> _Task to carry out_
Do any lines in the data below contain "Limit"? If so, copy every one of them.

[Material provided]

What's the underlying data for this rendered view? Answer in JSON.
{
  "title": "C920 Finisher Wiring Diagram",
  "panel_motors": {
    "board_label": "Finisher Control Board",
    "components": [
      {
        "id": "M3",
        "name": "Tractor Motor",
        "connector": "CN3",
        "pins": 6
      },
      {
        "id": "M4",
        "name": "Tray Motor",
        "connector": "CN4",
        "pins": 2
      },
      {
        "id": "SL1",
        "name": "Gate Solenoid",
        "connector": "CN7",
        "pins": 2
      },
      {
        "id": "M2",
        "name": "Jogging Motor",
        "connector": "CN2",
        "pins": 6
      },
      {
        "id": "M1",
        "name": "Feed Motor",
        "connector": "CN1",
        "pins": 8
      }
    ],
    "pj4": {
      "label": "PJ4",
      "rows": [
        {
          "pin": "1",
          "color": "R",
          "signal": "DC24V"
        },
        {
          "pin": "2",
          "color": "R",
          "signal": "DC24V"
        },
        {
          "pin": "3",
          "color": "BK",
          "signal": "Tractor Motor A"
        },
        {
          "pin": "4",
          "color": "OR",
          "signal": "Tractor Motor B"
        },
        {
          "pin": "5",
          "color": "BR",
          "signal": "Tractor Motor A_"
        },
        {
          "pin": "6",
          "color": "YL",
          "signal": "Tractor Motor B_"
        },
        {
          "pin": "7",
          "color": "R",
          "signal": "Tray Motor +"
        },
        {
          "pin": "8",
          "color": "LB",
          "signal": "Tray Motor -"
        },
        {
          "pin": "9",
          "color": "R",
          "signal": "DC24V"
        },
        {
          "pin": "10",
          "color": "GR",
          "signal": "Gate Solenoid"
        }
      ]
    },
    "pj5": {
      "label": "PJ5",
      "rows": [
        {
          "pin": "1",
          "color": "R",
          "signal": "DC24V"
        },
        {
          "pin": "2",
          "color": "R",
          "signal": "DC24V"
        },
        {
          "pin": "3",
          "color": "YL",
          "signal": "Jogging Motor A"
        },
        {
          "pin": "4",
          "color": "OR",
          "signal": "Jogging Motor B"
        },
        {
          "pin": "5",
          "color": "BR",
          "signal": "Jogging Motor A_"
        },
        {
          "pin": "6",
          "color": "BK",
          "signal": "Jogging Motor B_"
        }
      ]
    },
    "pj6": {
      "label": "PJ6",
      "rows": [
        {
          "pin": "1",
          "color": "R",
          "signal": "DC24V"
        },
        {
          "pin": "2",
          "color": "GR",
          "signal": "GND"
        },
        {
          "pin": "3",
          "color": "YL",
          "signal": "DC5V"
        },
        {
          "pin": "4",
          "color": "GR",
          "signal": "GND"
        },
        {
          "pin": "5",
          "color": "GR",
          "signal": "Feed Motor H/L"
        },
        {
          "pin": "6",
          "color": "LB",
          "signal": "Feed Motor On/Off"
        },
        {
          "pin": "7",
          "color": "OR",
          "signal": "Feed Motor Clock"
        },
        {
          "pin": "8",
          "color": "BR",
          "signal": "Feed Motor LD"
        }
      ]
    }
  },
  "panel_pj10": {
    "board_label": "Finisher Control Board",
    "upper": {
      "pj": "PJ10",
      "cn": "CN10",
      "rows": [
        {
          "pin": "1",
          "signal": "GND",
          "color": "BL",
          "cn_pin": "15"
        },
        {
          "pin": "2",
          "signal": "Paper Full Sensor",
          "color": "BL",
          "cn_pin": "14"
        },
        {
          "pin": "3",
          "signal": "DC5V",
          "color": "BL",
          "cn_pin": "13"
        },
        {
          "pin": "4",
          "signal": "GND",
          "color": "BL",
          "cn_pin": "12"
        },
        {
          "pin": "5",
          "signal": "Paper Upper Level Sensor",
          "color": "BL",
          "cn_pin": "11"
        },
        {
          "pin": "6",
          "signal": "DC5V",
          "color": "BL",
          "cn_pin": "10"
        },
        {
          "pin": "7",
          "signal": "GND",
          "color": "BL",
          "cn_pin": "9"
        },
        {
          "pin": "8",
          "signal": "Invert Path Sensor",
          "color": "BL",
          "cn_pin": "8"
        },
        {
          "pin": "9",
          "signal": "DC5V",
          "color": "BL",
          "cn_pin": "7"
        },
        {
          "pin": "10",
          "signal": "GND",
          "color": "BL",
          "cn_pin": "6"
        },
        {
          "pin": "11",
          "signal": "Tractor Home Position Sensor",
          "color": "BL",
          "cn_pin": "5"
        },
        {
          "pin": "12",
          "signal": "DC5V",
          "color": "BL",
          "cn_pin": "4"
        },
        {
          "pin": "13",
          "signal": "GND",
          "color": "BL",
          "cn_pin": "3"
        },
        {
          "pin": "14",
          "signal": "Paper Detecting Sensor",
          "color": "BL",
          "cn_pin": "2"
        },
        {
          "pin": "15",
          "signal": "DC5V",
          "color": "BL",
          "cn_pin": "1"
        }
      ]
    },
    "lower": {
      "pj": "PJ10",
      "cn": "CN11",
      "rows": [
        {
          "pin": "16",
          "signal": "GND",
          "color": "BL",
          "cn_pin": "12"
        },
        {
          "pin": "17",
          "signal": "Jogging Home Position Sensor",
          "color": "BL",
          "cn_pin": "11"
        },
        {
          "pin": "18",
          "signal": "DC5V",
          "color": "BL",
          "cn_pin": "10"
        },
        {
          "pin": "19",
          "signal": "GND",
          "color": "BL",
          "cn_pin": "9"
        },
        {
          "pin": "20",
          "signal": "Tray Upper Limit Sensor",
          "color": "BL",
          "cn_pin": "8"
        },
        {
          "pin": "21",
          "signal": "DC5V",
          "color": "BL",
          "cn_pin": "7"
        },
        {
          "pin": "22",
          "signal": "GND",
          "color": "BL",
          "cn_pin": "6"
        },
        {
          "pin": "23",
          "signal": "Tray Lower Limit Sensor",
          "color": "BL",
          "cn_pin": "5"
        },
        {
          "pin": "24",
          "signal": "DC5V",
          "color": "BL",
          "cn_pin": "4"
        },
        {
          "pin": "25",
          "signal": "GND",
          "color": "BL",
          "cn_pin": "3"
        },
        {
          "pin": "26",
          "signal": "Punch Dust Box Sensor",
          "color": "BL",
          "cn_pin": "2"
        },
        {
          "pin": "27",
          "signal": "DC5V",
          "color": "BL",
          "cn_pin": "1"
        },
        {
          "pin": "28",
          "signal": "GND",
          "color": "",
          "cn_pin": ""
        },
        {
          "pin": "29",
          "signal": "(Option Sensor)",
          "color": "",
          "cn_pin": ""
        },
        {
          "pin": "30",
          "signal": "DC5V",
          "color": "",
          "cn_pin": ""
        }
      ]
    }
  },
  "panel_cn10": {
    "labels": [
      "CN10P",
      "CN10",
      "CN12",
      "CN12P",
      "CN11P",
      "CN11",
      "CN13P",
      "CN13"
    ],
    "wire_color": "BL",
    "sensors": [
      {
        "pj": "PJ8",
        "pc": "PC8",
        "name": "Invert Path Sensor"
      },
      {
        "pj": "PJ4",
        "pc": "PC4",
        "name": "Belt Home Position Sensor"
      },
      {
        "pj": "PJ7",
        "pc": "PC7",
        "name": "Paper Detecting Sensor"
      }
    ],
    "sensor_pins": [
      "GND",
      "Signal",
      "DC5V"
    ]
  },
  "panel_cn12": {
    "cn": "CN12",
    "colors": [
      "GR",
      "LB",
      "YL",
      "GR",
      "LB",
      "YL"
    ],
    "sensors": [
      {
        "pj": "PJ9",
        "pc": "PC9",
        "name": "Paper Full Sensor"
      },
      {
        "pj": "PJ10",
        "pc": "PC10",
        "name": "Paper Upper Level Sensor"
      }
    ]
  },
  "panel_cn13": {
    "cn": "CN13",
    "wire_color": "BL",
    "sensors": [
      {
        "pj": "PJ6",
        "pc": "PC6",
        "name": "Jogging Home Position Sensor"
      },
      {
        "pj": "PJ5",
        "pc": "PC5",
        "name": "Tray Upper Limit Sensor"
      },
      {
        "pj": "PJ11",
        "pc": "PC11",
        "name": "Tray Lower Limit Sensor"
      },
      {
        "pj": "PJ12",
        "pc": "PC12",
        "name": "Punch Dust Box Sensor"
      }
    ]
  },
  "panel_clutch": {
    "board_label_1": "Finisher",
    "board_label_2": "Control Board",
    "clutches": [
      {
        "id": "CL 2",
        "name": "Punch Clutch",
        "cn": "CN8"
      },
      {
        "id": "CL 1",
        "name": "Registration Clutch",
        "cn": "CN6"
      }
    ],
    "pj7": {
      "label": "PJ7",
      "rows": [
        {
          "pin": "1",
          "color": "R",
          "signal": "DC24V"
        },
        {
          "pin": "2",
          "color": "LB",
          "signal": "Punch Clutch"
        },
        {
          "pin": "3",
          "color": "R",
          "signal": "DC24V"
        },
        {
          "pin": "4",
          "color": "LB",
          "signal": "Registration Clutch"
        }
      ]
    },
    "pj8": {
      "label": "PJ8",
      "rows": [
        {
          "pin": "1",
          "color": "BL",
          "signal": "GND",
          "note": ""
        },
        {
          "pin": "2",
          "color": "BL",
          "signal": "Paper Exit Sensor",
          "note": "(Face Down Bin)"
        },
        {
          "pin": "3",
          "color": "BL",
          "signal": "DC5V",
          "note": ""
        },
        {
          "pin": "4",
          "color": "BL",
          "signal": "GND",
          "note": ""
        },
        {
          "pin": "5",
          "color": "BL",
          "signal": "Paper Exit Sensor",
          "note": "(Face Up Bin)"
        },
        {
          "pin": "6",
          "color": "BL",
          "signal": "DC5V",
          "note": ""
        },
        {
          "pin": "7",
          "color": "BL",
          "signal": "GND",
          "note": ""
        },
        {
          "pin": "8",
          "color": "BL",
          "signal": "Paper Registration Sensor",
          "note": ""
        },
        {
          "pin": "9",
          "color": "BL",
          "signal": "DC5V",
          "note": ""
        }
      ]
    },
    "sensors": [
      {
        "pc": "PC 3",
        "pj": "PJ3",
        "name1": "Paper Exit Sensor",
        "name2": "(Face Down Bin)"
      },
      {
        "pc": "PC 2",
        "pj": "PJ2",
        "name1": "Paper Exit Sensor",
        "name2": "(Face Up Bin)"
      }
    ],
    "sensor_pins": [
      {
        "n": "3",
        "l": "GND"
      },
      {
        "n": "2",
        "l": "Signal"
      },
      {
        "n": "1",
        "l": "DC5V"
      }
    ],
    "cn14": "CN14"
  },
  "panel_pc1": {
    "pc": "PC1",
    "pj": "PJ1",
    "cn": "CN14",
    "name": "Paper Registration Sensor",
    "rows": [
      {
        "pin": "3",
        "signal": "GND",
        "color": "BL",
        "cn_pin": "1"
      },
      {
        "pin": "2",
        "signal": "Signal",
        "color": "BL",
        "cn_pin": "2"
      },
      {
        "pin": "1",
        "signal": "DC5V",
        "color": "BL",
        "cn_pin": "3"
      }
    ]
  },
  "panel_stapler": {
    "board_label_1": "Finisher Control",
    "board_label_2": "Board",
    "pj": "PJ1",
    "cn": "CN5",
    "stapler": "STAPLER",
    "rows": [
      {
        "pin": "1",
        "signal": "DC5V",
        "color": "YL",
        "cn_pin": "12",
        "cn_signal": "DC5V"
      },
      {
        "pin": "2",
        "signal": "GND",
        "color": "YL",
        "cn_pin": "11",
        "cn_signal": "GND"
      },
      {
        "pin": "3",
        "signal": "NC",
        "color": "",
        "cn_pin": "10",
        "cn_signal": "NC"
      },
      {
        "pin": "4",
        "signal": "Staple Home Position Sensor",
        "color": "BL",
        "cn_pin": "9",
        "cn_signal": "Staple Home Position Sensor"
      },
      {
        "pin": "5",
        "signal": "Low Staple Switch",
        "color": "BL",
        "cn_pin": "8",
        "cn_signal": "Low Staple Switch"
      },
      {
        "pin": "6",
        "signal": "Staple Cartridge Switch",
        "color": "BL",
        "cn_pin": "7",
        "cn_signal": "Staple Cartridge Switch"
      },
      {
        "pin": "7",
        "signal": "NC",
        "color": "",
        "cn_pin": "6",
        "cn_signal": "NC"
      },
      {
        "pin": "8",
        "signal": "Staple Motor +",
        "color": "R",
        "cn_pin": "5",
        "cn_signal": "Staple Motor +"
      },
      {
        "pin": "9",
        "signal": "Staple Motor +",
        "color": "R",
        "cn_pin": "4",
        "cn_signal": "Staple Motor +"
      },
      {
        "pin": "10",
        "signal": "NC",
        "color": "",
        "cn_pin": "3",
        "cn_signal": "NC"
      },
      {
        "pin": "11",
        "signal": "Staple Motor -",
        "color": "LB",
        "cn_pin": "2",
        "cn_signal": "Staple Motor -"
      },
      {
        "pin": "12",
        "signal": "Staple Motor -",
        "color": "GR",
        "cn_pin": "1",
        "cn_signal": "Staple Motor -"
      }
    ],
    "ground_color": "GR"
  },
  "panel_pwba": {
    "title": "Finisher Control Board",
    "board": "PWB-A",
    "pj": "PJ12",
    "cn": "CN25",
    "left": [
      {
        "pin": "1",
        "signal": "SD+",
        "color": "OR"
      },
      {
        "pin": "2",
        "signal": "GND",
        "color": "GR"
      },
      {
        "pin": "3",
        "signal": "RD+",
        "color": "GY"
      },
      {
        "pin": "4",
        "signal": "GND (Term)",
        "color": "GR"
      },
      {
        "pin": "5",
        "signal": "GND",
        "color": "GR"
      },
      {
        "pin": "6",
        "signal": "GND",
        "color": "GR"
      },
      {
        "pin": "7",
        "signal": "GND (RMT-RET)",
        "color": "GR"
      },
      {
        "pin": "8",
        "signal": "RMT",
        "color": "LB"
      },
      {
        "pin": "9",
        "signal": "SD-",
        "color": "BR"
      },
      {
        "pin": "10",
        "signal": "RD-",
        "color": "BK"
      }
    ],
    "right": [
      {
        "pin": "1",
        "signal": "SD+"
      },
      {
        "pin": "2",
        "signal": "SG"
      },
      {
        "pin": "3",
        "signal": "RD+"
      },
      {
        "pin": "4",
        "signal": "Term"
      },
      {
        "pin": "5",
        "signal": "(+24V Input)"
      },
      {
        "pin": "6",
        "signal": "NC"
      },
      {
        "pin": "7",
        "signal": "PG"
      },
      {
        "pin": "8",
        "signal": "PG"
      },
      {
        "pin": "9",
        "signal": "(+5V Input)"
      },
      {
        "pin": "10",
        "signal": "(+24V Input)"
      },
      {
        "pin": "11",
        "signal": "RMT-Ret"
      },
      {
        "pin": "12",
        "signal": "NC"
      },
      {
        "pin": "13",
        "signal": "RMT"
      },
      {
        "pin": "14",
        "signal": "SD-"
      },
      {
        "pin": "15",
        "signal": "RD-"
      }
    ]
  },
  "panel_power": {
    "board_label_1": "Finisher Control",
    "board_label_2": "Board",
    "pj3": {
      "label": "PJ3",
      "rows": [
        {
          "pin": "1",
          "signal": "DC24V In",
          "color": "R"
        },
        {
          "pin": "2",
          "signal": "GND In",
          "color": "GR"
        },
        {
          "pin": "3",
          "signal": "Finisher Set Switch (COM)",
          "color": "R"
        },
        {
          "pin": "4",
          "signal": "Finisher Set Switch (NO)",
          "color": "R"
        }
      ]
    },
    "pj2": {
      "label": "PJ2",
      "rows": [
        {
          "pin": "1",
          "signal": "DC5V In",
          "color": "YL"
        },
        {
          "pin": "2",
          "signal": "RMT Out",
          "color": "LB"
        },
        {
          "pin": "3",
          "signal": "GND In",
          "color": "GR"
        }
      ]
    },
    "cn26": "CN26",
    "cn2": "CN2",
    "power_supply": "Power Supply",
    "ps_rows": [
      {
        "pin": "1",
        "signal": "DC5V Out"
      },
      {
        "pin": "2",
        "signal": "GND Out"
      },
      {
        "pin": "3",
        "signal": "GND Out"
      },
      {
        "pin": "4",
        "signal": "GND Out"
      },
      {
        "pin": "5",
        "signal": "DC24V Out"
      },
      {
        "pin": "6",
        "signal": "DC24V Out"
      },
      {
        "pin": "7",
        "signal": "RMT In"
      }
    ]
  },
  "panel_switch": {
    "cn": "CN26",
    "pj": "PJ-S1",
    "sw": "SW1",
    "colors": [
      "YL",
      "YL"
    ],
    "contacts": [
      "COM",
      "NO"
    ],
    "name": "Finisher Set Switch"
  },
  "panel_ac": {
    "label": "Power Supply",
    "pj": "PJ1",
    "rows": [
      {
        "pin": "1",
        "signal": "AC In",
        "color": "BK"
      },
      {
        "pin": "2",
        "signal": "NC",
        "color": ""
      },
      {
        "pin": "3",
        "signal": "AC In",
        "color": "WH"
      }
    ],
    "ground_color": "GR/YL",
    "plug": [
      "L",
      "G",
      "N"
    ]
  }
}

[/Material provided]

> _Solution to this task_
          "signal": "Tray Upper Limit Sensor",
          "signal": "Tray Lower Limit Sensor",
        "name": "Tray Upper Limit Sensor"
        "name": "Tray Lower Limit Sensor"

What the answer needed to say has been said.